In an attempt to increase numbers, a team of Australian trappers went to New Zealand in December 2003 to trap brush-tails on Kawau Island in the Hauraki Gulf, near Auckland. The species had previously been eradicated from Rangitoto and Motutapu Islands, also near Auckland.
Brush-tails (and Parma Wallabies) were liberated on Kawau more than 100 years ago by the then governor, Sir George Grey, and there were believed to be about 40 resident animals near the end of 2003. The authorities announced an eradication program and the Australian rescue operation, partly funded by Adelaide Zoo, swung into action.
If it is established that Kawau brush-tails are genetically identical to the Australian brush-tails, they will be inter bred.
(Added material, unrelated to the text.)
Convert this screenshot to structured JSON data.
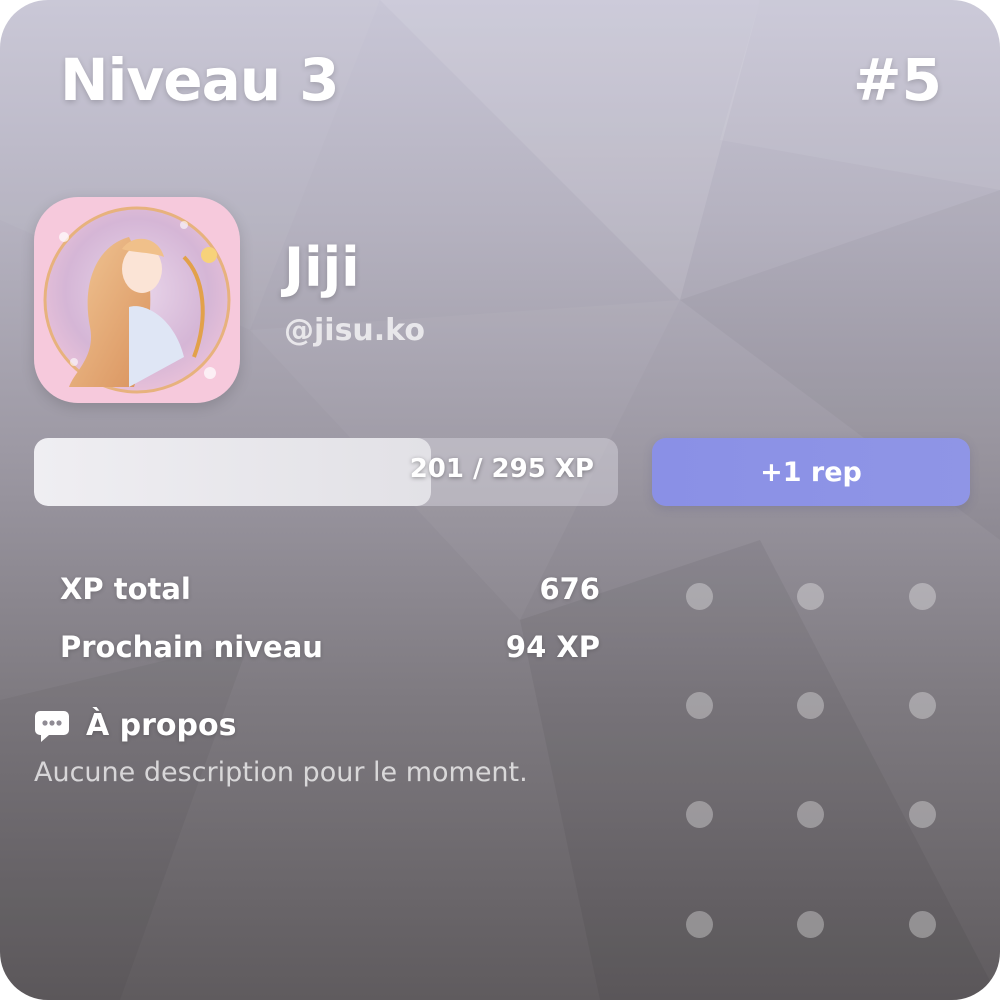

The first six Kawau brush-tails trapped were taken to the Waterfall Springs Conservation Park north of Sydney, NSW.